My apologies for seeming contrary here, but I'm not taking an anti-corporate stance either. I made those points because the way you had originally put it made it seem like you believed that access to pain relief was unique in that corporate influence didn't carry much risk compared with other causes. Unfortunately, it isn't so. Of course pharma involvement is essential, yet the history of this very cause illustrates the risks.

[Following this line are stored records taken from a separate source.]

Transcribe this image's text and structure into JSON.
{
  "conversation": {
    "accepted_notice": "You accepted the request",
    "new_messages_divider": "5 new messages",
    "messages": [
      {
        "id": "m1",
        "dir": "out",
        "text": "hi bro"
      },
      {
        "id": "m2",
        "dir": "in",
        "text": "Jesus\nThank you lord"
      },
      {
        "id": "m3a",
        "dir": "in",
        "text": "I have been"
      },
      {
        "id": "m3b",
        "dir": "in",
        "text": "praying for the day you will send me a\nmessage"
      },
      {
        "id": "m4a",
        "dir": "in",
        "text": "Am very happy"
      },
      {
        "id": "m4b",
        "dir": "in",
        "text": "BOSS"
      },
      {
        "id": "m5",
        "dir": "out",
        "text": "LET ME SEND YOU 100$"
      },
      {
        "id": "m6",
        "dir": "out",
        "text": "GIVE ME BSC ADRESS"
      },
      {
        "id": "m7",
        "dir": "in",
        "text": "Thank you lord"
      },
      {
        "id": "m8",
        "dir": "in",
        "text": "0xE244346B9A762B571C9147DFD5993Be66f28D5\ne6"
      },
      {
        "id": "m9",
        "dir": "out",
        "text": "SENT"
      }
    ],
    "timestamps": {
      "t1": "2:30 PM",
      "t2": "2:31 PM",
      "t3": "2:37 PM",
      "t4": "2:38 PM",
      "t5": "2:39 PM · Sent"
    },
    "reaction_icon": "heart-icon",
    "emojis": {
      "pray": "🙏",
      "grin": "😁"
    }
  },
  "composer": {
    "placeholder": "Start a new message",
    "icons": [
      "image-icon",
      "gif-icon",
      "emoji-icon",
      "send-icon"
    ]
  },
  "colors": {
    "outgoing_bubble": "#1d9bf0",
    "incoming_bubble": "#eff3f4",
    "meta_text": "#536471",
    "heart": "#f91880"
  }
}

I'd agree with you that lack of corporate involvement is the missing link in some aspects of increasing access, but we should both be specific about the sectors we're talking about to avoid appearing broadly pro-corporate or anti-corporate, which we both agree is unhelpful.
I haven't got a wide enough grasp of the palliative care movement to say if it suffers from an anti-corporate agenda. 'Global health' in general tends to be pretty anti-pharma, and it's hard to argue that the short-term externalities of the existing capitalistic model of drug development and production favours the 'Global health' agenda over the agenda of 'health in the developed world'. So Global health's culture of being anti-pharma is at least understandable, even if it relies on discounting the potentially-positive long-term externalities of the capitalistic model. It's hard to say if access to pain relief/palliative care is more antagonistic to pharma than the rest of Global health. If it is suspicious of opioid manufacturers being involved in other aspects of the movement such as policy, then, without being too SJW, I actually think they actually have good reason to be so, given the history.
This was a valuable post. I hadn’t thought of this area before and it’s indeed worthy of consideration. Well written and organized too.
If we think of 100 units and 100 people, this means 92 units are spent on 17 people and 8 units are spent on 83 people, which means the unlucky countries are only using 1/56 as much per person!